She met her husband, Ron, while on a blind date with his brother, at a park in Calgary. Ron saw her from the other side of the river, swam across, and introduced himself. Ruth said that she thought Ron much more handsome than his brother. They married soon after her graduation. Four children were born. Ron had itchy feet and the family moved frequently. Ruth made a home wherever she found herself - USA, Chile, Namibia, Mexico, Guatemala, and numerous places in Canada. After Ron passed away 18 years ago, she moved back to Alberta, to be near family.
I learned much from my mother-in-law: how to pack boxes and crates for overseas moves, how to make Yorkshire Pudding, a great pastry recipe, the importance of not complaining when life doesn't go my way, and so, so much more. She used more black pepper than anyone I've ever known and she was generous with her time and resources. She set out to make friends wherever she was, although in her later years, because of hearing and sight loss, she kept more and more to herself. However, she was always happy to chat on the phone or visit in person when we were there. We did learn not to call on Sunday evenings when Downton Abbey was on for she was quite enthralled with the first few seasons.

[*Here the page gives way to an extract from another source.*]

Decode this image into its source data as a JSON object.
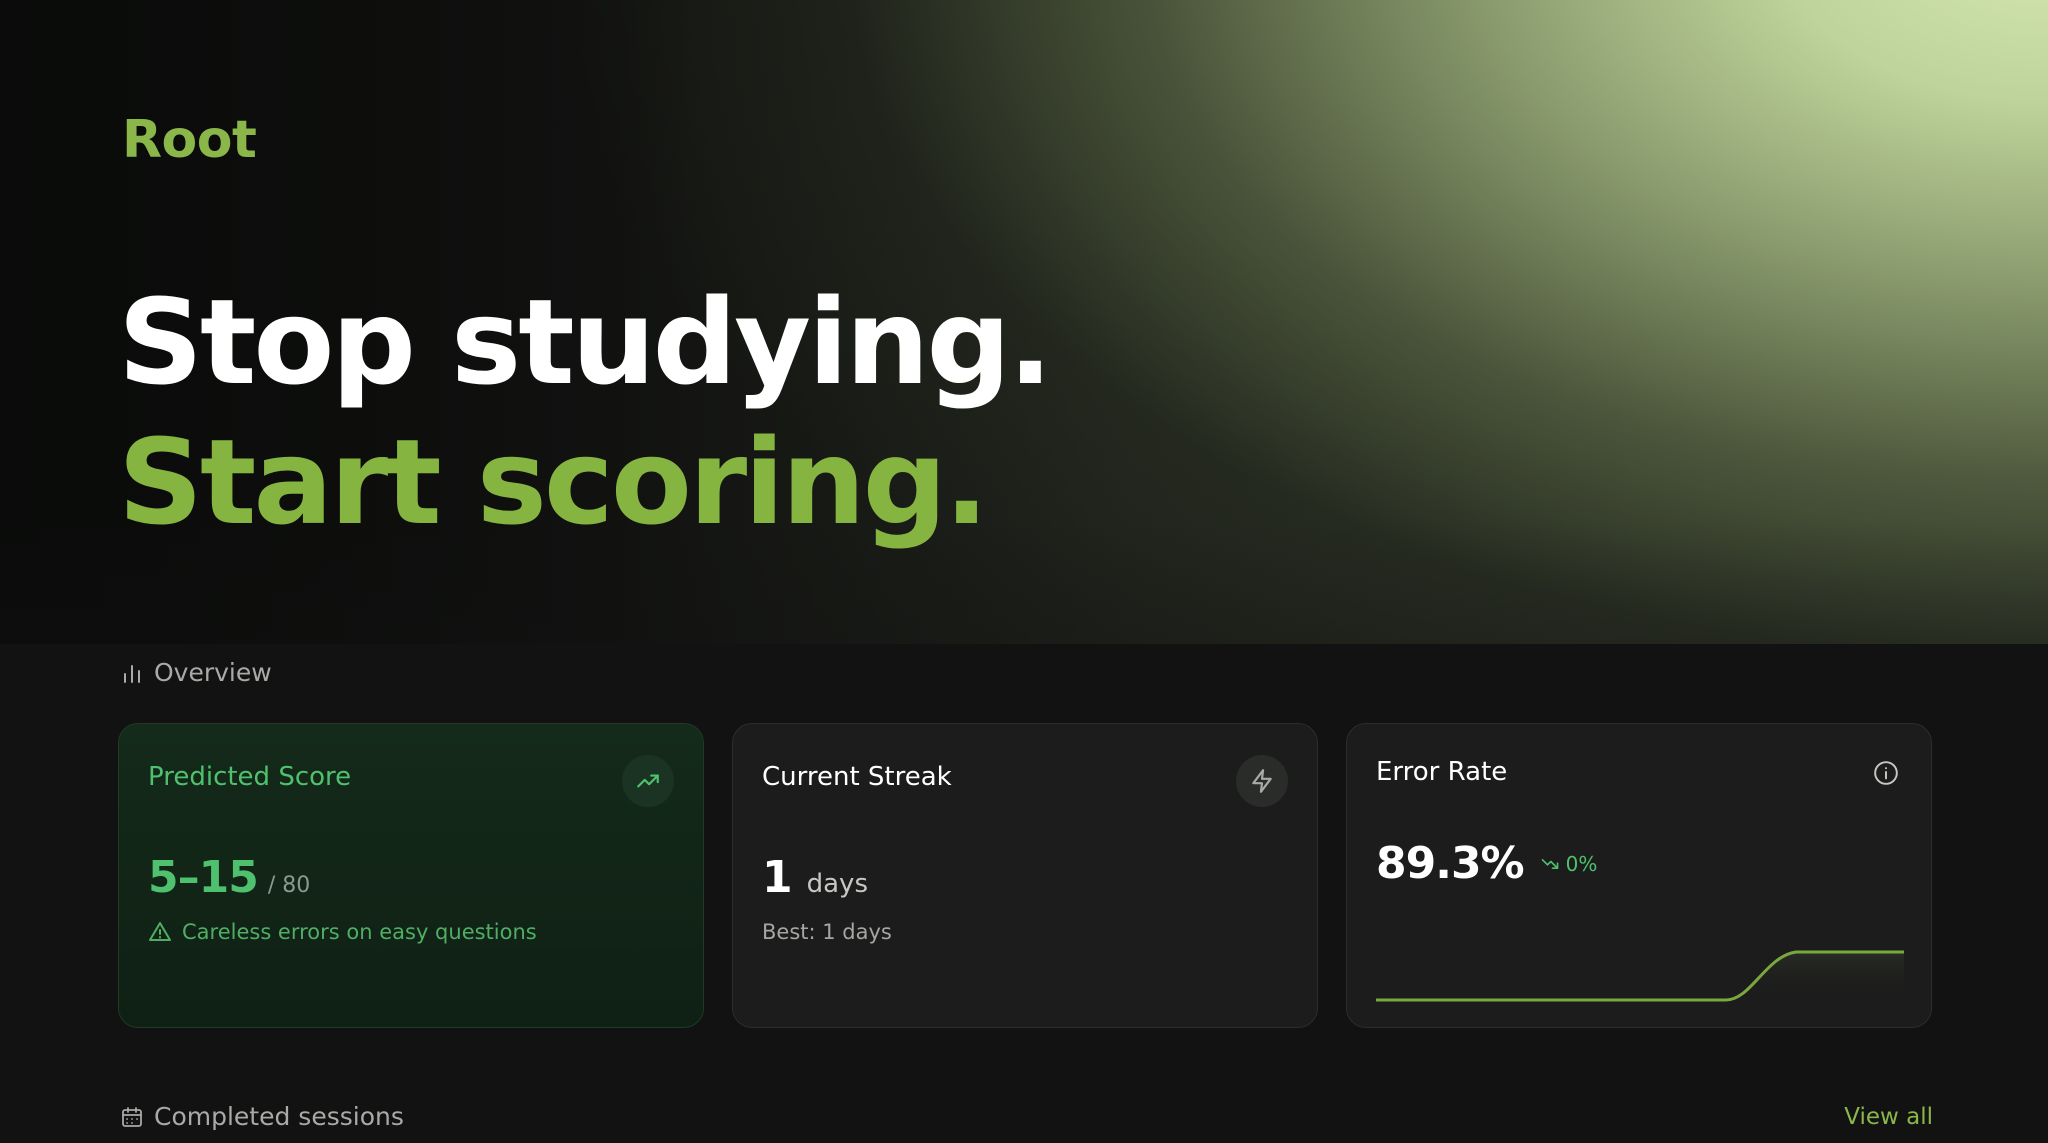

The first summer we were married, she brought over this Pinwheel crystal brandy snifter containing a rose from her garden. Just because. She was like that. If she saw something she thought someone else would enjoy, she shared it.
Of course the best gift she gave me was raising her son, my Tim, to be the wonderful man he is today. I'm so thankful for his love and steadiness, his dry sense of humour much like his mother's, and so much more.
One of the last photos of Mum, taken in March of this year, at her daughter's wedding. She was so glad to be there. Family was so important to her. And faith. She loved us all well and prayed for each one of her children, grandchildren and great-grandchildren.
She would have been 87 tomorrow; she passed away just three months ago come Sunday. We miss her. Happy Heavenly Birthday, Mum.